  • Known critical mineral resources.
  • Geologic controls on critical mineral distribution for deposits currently producing by-products.
  • Identification of new sources of supply through critical mineral potential mapping and quantitative mineral assessments.

As part of the initiative, CMMI has combined the mineral resources information held by the three geoscience organisations into a singular dataset to create the world’s largest compilation of Critical Minerals in Ores. This data is available through the CMMI Portal, a free interactive mapping tool designed to display critical minerals information on a global scale. It includes over 7000 mineral samples provided by 60 countries, from both historical and modern mining operations. New data and publications from the collaboration will be added to the portal as they become available.


Australia has a rich and diverse mineral endowment and long history of discovering and responsibly developing high-quality mineral resources. This, combined with vast tracts of largely under-explored and highly prospective areas, makes Australia an ideal place for investment in mineral exploration.

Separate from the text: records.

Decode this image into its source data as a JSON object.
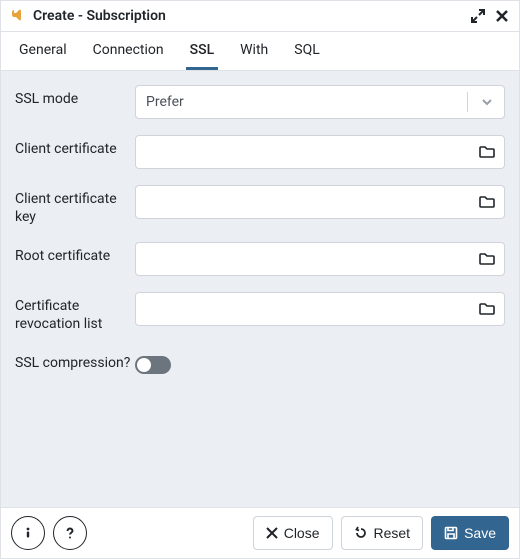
{
  "titlebar": {
    "title": "Create - Subscription"
  },
  "tabs": [
    {
      "id": "general",
      "label": "General",
      "active": false
    },
    {
      "id": "connection",
      "label": "Connection",
      "active": false
    },
    {
      "id": "ssl",
      "label": "SSL",
      "active": true
    },
    {
      "id": "with",
      "label": "With",
      "active": false
    },
    {
      "id": "sql",
      "label": "SQL",
      "active": false
    }
  ],
  "ssl": {
    "mode_label": "SSL mode",
    "mode_value": "Prefer",
    "client_cert_label": "Client certificate",
    "client_cert_value": "",
    "client_key_label": "Client certificate key",
    "client_key_value": "",
    "root_cert_label": "Root certificate",
    "root_cert_value": "",
    "crl_label": "Certificate revocation list",
    "crl_value": "",
    "compression_label": "SSL compression?",
    "compression_on": false
  },
  "footer": {
    "close_label": "Close",
    "reset_label": "Reset",
    "save_label": "Save"
  }
}
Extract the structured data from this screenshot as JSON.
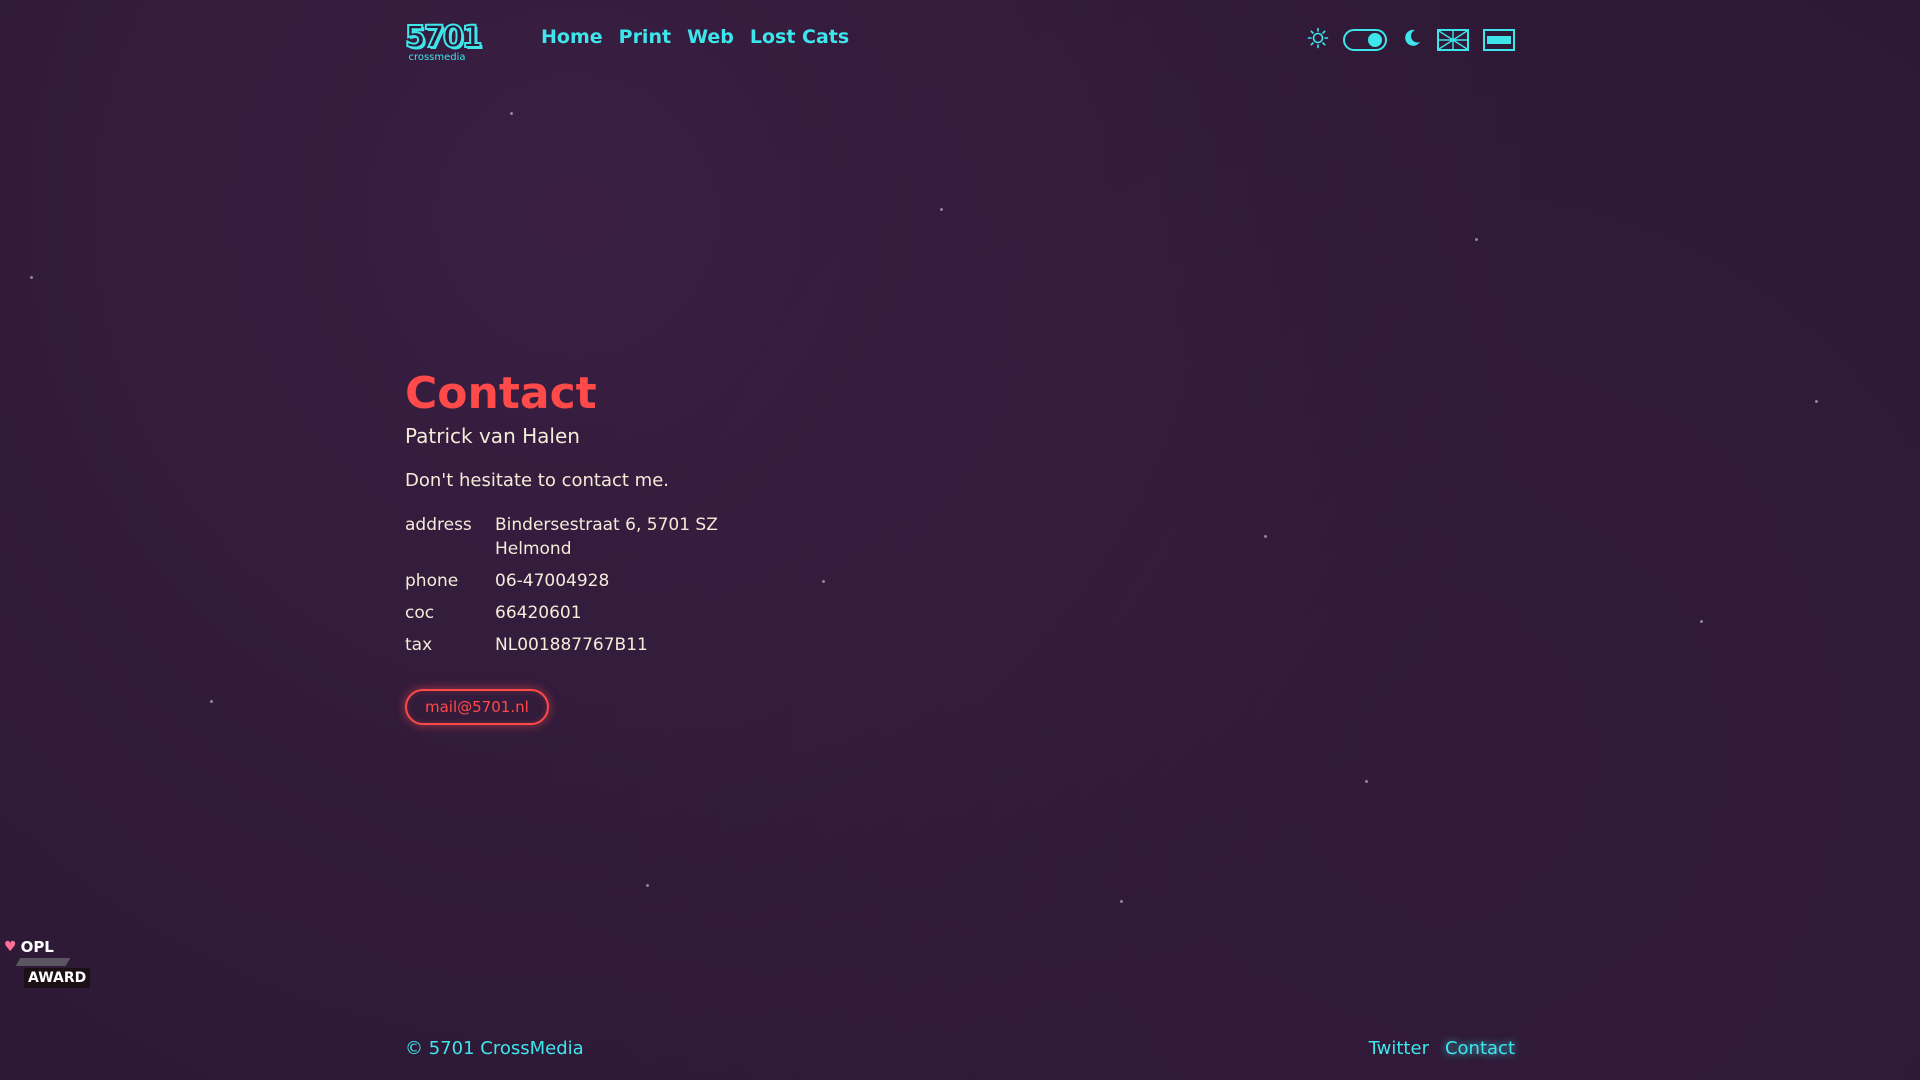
{
  "colors": {
    "background": "#2d1935",
    "accent": "#3ee6ec",
    "heading": "#ff4a4a",
    "text": "#f4ecd8"
  },
  "header": {
    "logo": {
      "main": "5701",
      "sub": "crossmedia"
    },
    "nav": [
      {
        "label": "Home"
      },
      {
        "label": "Print"
      },
      {
        "label": "Web"
      },
      {
        "label": "Lost Cats"
      }
    ],
    "controls": {
      "light_icon": "sun-icon",
      "dark_icon": "moon-icon",
      "theme_toggle_state": "dark",
      "flag_icon": "uk-flag-icon",
      "language_icon": "language-flag-icon"
    }
  },
  "contact": {
    "title": "Contact",
    "name": "Patrick van Halen",
    "intro": "Don't hesitate to contact me.",
    "details": [
      {
        "key": "address",
        "value_line1": "Bindersestraat 6, 5701 SZ",
        "value_line2": "Helmond"
      },
      {
        "key": "phone",
        "value_line1": "06-47004928"
      },
      {
        "key": "coc",
        "value_line1": "66420601"
      },
      {
        "key": "tax",
        "value_line1": "NL001887767B11"
      }
    ],
    "mail_button": "mail@5701.nl"
  },
  "award": {
    "line1": "OPL",
    "line2": "AWARD",
    "icon": "heart-icon"
  },
  "footer": {
    "copyright": "© 5701 CrossMedia",
    "links": [
      {
        "label": "Twitter"
      },
      {
        "label": "Contact"
      }
    ]
  }
}
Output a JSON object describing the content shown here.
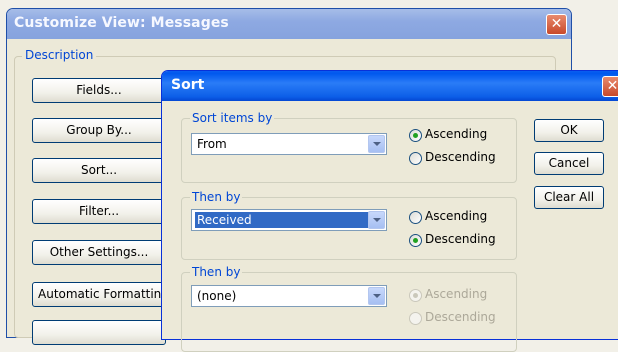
{
  "customize_view": {
    "title": "Customize View: Messages",
    "close_glyph": "✕",
    "description_legend": "Description",
    "buttons": [
      "Fields...",
      "Group By...",
      "Sort...",
      "Filter...",
      "Other Settings...",
      "Automatic Formatting..."
    ]
  },
  "sort_dialog": {
    "title": "Sort",
    "close_glyph": "✕",
    "groups": [
      {
        "legend": "Sort items by",
        "field": "From",
        "ascending_label": "Ascending",
        "descending_label": "Descending",
        "order": "ascending",
        "enabled": true,
        "highlighted": false
      },
      {
        "legend": "Then by",
        "field": "Received",
        "ascending_label": "Ascending",
        "descending_label": "Descending",
        "order": "descending",
        "enabled": true,
        "highlighted": true
      },
      {
        "legend": "Then by",
        "field": "(none)",
        "ascending_label": "Ascending",
        "descending_label": "Descending",
        "order": "ascending",
        "enabled": false,
        "highlighted": false
      }
    ],
    "buttons": {
      "ok": "OK",
      "cancel": "Cancel",
      "clear_all": "Clear All"
    }
  },
  "colors": {
    "xp_title_blue": "#0058ee",
    "inactive_title": "#8ea9e2",
    "dialog_face": "#ece9d8",
    "group_label": "#0046d5",
    "selection": "#316ac5",
    "radio_dot": "#21a121"
  }
}
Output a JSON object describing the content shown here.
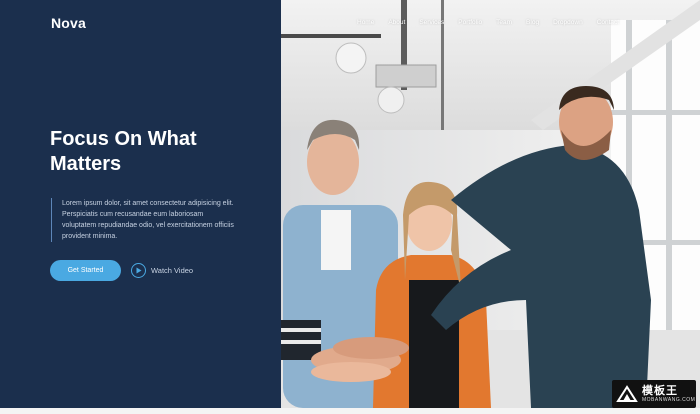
{
  "brand": {
    "logo": "Nova"
  },
  "nav": {
    "items": [
      {
        "label": "Home"
      },
      {
        "label": "About"
      },
      {
        "label": "Services"
      },
      {
        "label": "Portfolio"
      },
      {
        "label": "Team"
      },
      {
        "label": "Blog"
      },
      {
        "label": "Dropdown"
      },
      {
        "label": "Contact"
      }
    ]
  },
  "hero": {
    "headline_line1": "Focus On What",
    "headline_line2": "Matters",
    "description_lines": [
      "Lorem ipsum dolor, sit amet consectetur adipisicing elit.",
      "Perspiciatis cum recusandae eum laboriosam",
      "voluptatem repudiandae odio, vel exercitationem officiis",
      "provident minima."
    ],
    "primary_button": "Get Started",
    "video_link": "Watch Video"
  },
  "watermark": {
    "text_cn": "模板王",
    "text_en": "MOBANWANG.COM"
  },
  "colors": {
    "panel": "#1b2f4d",
    "accent": "#4aa9e2",
    "text_light": "#c7d2e2"
  },
  "icons": {
    "play": "play-icon"
  }
}
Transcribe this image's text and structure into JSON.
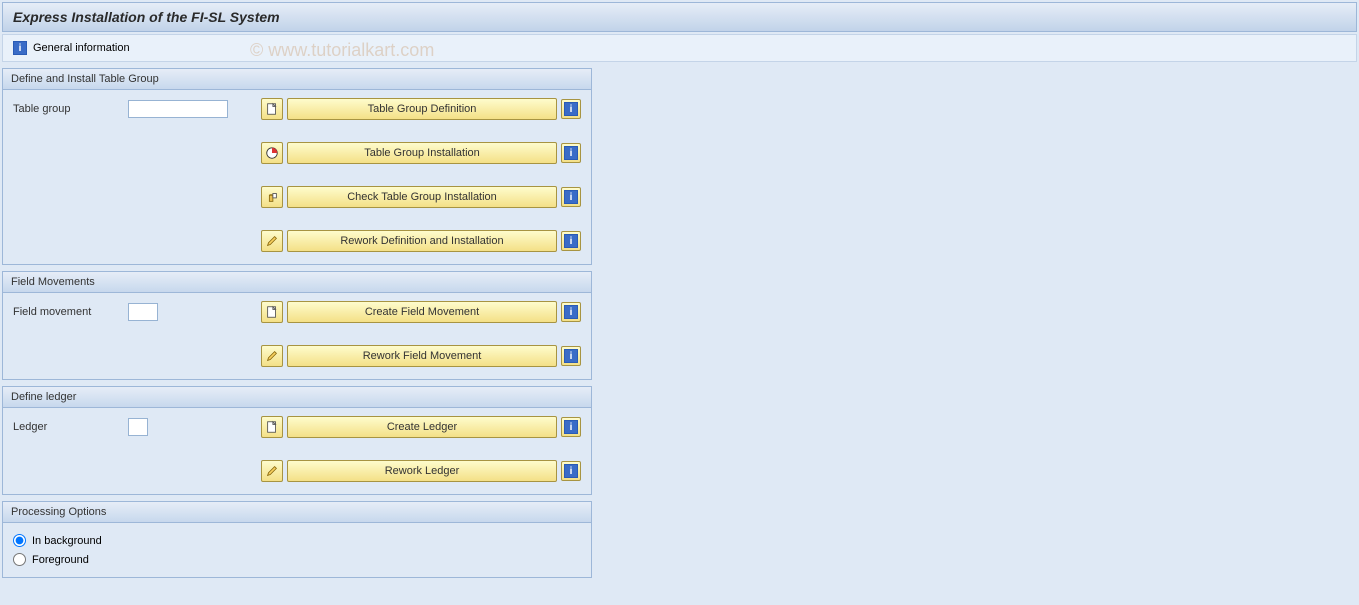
{
  "title": "Express Installation of the FI-SL System",
  "toolbar": {
    "general_info_label": "General information"
  },
  "groups": {
    "table_group": {
      "title": "Define and Install Table Group",
      "field_label": "Table group",
      "field_value": "",
      "buttons": {
        "definition": "Table Group Definition",
        "installation": "Table Group Installation",
        "check": "Check Table Group Installation",
        "rework": "Rework Definition and Installation"
      }
    },
    "field_movements": {
      "title": "Field Movements",
      "field_label": "Field movement",
      "field_value": "",
      "buttons": {
        "create": "Create Field Movement",
        "rework": "Rework Field Movement"
      }
    },
    "define_ledger": {
      "title": "Define ledger",
      "field_label": "Ledger",
      "field_value": "",
      "buttons": {
        "create": "Create Ledger",
        "rework": "Rework Ledger"
      }
    },
    "processing_options": {
      "title": "Processing Options",
      "in_background": "In background",
      "foreground": "Foreground",
      "selected": "in_background"
    }
  },
  "watermark": "© www.tutorialkart.com"
}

In addition, Australia’s adherence to the rule of law creates an investment environment of low political and sovereign risk. Investors can have confidence in consistent and transparent management of economic settings such as labour, taxes, royalties, health and safety, skilled migration, foreign investment and environmental protection as they operate in a strong and well-established resources industry. This robust framework combined with Australia’s enormous resource wealth, huge potential for new discoveries and well-coordinated government support for exploration and resource development creates a competitive advantage for investors in Australia’s mineral resources sector.

Geoscience Australia:


Science and technical information



  • The 2023 Critical Minerals Strategy outlines priorities for the development of Australia’s critical minerals sector to ensure that it can seize the opportunities of the net zero transformation
  • The Australian government is committed to developing the country’s first National Battery Strategy to articulate a clear pathway for integrated, end-to-end onshore battery minerals supply chains
  • The Australian government has committed $15 billion to establish the National Reconstruction Fund to provide finance for projects that diversify and transform Australia’s industry and economy.

News and media

Critical Minerals in the news

Presentations and videos

Geoscience Australia has also produced a series of presentations on critical minerals, many of which can be found on our YouTube page.

Relevant presentations include: